Sometimes consumers are surprised to see so many magnums (each the equivalent of two standard 750-milliliter bottles) whenever Champagne is being poured. For a variety of reasons, including the better aging potential of the big bottles, Champagne winemakers and collectors prefer magnums and bottle a lot of them. In fact, Gouez so loves magnums that he considers them the standard. When we moved on from the “younger” vintages and a magnum of the 1990 appeared at the table, Gouez said with faux relief, “Now we are though with the half-magnums!”
On Champagne glasses
Generally most Champagne cellarmasters drink Champagne out of white wine glasses to get more aromas, even at the expense of the bubble-up show provided by flutes. When we got to the MCIII, a limited-release wine that was 15 years in the making and costs more than $400 a bottle, Gouez called for red wine glasses. The MCIII is complex in the mouth, and the blending procedure, involving wines aged in wood, steel, and glass, is equally complex. “I use the red glass because this is not just Champagne, but a wine from Champagne. The texture is special. It’s as close as you can get to a Burgundy.”
On pinot meunier
Even though it is grown in large quantities, pinot meunier has always been considered the third Champagne grape in terms of quality. Today, however, some growers are making 100-percent pinot meunier sparklers, and these have generally been well-received. Is this a trend? “I don’t think so,” Gouez says, “but some want to express the diversity we have in Champagne — a good talking point. In general, meunier has less tannins and is more oxidative.”
On the dosage
The dosage is a dollop of liquid sugar added after a bottle is disgorged to dictate its final sweetness. Gouez would like to refine that concept. “My theory is that dosage is just not to sweeten. Rather it helps the wine to recover. Disgorgement [the removal of the sediment that collects at the neck of the upside-down bottle] is a trauma, like surgery. The wine needs two things — medicine (the dosage) and time — in order to recover.”
A quick lesson: “The more a wine ages on its lees,” Gouez says, “the finer the bubbles. Sometimes you may not even notice them. But it’s a fallacy to think that bubbles protect the wine from oxygen. They don’t.”
On ‘coffee’ in Champagne
Of course, all the wines we tasted were superb. But why did the 1990 have not-unpleasant aromas and a finishing taste that suggested coffee? “That is a reductive characteristic that shows the wine is still capable of aging,” Gouez says. The term “reductive” means that a wine as it's being made is protected against excessive oxygen, which can have good and bad consequences, including off aromas. One of the good results is that the process allows a wine to age gracefully, and one of the characteristics of all the Moëts we tasted was their freshness; they had become more complex with age without becoming tired and flabby.
On global warming
At present, Gouez isn’t too worried about the warming effects on Champagne vineyards and wines.
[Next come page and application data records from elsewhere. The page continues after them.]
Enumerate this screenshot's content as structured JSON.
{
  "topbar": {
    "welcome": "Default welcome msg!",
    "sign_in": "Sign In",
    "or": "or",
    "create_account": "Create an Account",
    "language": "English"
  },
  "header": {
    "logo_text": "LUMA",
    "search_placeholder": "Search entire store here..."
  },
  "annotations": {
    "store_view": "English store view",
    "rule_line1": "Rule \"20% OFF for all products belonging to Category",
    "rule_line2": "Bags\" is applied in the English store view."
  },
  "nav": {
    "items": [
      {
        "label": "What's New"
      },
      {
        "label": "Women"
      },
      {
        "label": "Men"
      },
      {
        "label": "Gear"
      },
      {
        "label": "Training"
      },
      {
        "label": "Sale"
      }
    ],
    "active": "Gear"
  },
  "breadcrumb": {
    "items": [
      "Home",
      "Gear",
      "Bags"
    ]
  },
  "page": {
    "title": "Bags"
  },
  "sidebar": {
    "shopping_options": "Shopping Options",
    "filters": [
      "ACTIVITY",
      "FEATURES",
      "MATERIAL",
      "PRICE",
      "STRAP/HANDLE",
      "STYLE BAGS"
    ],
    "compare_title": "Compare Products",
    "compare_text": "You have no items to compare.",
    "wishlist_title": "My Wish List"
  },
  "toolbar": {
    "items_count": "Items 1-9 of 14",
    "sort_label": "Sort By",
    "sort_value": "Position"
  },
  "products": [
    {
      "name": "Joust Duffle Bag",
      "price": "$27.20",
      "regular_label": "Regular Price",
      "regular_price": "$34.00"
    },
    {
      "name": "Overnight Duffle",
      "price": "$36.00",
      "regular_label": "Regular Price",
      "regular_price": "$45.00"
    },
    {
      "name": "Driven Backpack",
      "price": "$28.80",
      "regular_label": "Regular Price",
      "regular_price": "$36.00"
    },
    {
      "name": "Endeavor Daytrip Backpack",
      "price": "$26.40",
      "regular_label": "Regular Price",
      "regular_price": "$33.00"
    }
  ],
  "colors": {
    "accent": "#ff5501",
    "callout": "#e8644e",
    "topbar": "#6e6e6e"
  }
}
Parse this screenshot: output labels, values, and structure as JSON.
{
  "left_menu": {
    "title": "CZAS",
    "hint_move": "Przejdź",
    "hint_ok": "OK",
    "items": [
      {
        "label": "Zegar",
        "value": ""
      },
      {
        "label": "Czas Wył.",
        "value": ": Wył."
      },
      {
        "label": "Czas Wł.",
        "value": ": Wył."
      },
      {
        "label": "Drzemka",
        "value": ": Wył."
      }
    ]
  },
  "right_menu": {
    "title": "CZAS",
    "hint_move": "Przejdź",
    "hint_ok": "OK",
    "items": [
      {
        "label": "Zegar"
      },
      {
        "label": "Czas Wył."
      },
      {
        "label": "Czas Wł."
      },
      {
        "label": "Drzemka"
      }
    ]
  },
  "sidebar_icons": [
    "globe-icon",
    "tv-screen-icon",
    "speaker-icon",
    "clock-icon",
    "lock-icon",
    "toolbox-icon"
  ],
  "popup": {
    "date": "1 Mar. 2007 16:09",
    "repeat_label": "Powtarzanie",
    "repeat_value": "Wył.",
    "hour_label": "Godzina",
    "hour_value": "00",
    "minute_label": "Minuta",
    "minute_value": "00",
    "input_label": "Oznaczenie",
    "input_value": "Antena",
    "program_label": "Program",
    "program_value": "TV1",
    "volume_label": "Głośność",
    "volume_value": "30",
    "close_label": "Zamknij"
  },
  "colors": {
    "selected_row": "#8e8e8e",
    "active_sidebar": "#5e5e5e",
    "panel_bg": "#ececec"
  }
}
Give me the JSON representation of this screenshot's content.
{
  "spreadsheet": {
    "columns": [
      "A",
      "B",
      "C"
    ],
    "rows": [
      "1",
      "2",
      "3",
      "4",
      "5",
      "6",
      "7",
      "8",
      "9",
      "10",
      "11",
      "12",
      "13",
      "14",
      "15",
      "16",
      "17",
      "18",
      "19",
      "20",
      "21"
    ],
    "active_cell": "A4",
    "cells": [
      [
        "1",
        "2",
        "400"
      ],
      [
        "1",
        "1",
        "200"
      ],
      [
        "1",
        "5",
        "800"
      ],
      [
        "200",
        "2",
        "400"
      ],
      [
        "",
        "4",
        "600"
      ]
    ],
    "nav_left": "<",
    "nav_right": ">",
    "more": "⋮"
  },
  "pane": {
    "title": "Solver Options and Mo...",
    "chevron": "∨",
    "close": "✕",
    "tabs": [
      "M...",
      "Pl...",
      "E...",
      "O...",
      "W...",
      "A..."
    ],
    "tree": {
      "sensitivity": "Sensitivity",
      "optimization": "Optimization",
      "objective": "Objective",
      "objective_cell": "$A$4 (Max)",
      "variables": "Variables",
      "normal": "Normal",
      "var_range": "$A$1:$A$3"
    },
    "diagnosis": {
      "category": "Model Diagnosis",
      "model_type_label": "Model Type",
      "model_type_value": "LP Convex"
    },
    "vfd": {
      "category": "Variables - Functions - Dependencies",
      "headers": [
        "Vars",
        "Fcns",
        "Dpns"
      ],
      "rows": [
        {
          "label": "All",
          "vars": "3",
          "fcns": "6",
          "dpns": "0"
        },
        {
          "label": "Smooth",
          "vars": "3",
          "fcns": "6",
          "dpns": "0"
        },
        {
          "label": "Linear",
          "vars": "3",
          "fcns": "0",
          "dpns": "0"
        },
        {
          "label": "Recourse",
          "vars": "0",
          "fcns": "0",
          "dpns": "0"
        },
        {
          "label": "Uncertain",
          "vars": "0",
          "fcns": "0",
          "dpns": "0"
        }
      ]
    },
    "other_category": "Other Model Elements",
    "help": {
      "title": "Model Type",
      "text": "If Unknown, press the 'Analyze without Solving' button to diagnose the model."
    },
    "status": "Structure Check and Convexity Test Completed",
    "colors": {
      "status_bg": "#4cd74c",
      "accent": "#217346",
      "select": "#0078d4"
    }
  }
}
He does note, however, that the bigger houses have an advantage because they get grapes from a variety of vineyards and hence can more easily make adjustments during blending.
Are there any new gadgets in the cellar? I wondered. Gouez pauses, then says “Well, we used to have to check constantly for how the fermentation was going, to try to manage off flavors.” Now technology does automatic monitoring. How often? “Oh,” Gouez says, “every eight seconds."